The Talbot County Free Library Honors Parents
by Bill Peak
After Tristram died, Melissa and I swore we would never get another
dog. It was just too painful to lose so dear an animal after knowing
and loving him for so long. But a while back, after twenty-some-odd
dogless years, we broke down and adopted a 2-year-old Black Mouth Cur
from a rescue place outside Philadelphia. Cherokee has a reddish
coat, floppy ears, black muzzle, and kohl-rimmed eyes that would melt
the stoniest heart. I spoil her with bones from the Amish Market, the
best spot by the fire, and long walks through the countryside around
our house. Melissa's health has been poor for some time now, and it
does us both a world of good to have a creature around whose spirit is
so consistently upbeat and joyful. When I take Cherokee for a walk,
she runs and jumps for no other reason than that she can, a young
animal kicking up its heels, in love with being alive.
Last week, on my way into town, I got stuck behind an eighteen-wheeler
hauling an immense load of chickens to market. It was a gray and
rainy day, and as I sat there at the light on 50, I found myself
feeling sorry for all those poor animals stuffed in cages, unable to

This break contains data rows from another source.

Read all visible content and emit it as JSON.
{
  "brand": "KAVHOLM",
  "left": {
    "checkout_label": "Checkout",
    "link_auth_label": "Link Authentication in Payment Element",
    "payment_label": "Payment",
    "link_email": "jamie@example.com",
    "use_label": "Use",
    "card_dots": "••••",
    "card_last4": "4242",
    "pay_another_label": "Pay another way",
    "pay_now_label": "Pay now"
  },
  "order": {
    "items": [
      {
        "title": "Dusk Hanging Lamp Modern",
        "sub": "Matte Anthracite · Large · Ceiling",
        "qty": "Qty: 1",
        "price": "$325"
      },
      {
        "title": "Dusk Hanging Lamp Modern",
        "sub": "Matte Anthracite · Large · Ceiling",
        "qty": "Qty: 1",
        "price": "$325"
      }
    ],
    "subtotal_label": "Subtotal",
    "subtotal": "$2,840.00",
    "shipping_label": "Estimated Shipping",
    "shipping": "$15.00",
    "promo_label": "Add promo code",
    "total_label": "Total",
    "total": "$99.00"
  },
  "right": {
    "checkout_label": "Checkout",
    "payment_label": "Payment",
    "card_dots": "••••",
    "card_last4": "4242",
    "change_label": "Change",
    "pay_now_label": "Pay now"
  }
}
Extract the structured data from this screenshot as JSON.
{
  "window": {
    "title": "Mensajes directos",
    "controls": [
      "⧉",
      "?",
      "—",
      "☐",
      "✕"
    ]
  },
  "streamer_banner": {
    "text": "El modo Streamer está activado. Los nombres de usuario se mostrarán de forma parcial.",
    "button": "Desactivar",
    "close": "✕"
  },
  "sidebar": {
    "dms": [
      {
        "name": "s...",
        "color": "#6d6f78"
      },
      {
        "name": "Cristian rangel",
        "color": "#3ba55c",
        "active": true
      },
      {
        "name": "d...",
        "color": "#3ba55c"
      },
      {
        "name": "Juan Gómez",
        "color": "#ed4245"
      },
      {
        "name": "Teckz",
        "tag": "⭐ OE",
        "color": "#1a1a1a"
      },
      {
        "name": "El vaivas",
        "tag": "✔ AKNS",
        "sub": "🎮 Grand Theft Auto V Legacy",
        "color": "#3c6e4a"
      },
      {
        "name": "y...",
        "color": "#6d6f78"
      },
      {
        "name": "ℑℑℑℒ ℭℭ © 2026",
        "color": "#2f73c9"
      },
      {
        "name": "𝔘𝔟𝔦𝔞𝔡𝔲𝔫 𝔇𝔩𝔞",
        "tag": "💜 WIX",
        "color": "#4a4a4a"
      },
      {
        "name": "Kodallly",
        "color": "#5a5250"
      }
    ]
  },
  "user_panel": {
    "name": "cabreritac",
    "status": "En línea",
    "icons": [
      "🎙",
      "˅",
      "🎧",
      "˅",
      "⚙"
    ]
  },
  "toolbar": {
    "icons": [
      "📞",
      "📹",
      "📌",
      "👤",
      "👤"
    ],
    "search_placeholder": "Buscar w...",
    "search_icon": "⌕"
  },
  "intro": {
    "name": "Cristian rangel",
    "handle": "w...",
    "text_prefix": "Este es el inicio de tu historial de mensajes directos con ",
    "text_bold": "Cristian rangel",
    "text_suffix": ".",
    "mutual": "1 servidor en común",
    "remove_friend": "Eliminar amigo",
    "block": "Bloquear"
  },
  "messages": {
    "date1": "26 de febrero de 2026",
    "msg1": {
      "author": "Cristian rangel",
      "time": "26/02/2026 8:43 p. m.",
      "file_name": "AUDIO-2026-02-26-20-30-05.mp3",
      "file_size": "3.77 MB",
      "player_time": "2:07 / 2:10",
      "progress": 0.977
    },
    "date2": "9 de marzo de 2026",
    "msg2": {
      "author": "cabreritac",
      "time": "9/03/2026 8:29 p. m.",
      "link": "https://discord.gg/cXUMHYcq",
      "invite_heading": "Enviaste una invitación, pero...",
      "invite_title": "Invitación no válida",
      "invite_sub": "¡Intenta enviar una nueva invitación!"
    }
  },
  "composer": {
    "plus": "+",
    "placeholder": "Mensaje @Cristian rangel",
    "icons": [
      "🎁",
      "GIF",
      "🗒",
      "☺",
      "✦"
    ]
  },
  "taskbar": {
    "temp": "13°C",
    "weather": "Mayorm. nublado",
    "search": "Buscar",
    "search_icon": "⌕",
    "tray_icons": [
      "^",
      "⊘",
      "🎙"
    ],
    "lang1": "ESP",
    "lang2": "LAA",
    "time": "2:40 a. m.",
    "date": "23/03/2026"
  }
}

escape each other or the cold rain beating down on them. And then I
did a mental double-take. We live in chicken country. Who knows how
many times I've been stuck behind a truck hauling chickens to market?
And while I've often thought the birds' condition sad, I've just as
often been more concerned with escaping the smell than worrying about
their wellbeing. So what, I wondered, brought on this unusual burst
And with a happy look on its face, the answer pranced up, licked my
cheek, and wagged its tail. Cherokee, of course. Having placed
myself for some time now in thrall to the moods and needs of another
species, I found it easy to slip into the consciousness of even so
different an animal as those poor, miserable fowl destined for
someone's dinner plate.
Mr. Perdue can relax, I'm not going to become a vegetarian anytime
soon. But it did make me think. If a lone mutt can affect one's
perspective that much, what other imponderables are out there doing
And then, of course, I thought about the library. Not for want of
trying, Melissa and I never got to have any kids. Which means that,
when I went to work at the library, for the first time in my adult
life I got to experience and work with children close-up, discover all
their many wonderful manifestations. It was as if the library had
gathered all our community's children to its substantial lap and given
me permission to care for them. I'm not sure I understand the process
involved, but I am sure there was something about being around all
those little ones—so utterly dependent upon the goodwill of the adult
world—that was good for me, made me a better human being. Certainly
nowadays, when I see one of those televised reports of lifeless little
bodies being pulled from the wreckage of yet another pointlessly
bombed-out building, my heart aches as it never did before.
Which, in turn, makes me think about all the mothers and fathers it
has been my privilege to watch come into the Talbot County Free
Library, children in tow. If getting to work with children, care for
children, has made me more sympathetic to all children (and, by
extension, all people), how much more profound must the effect be on
Mom and Dad?
If I'm right about this—and I think I must be, for I see such
inter-family sympathies occurring in our library every day—then those
who would bring a child into the world must, in the bargain, accept a
new and higher level of sympathy for all humans and all life.
Parents, people who have willingly taken on the burden and travail of
raising little ones, may well be the last great hope for our world.
Yet again the people we serve at the Talbot County Free Library have
taught me a valuable lesson. As we approach Mother's Day, with
Father's Day following not far behind, I thank them, I thank all those
who so selflessly pass on life from one generation to the next.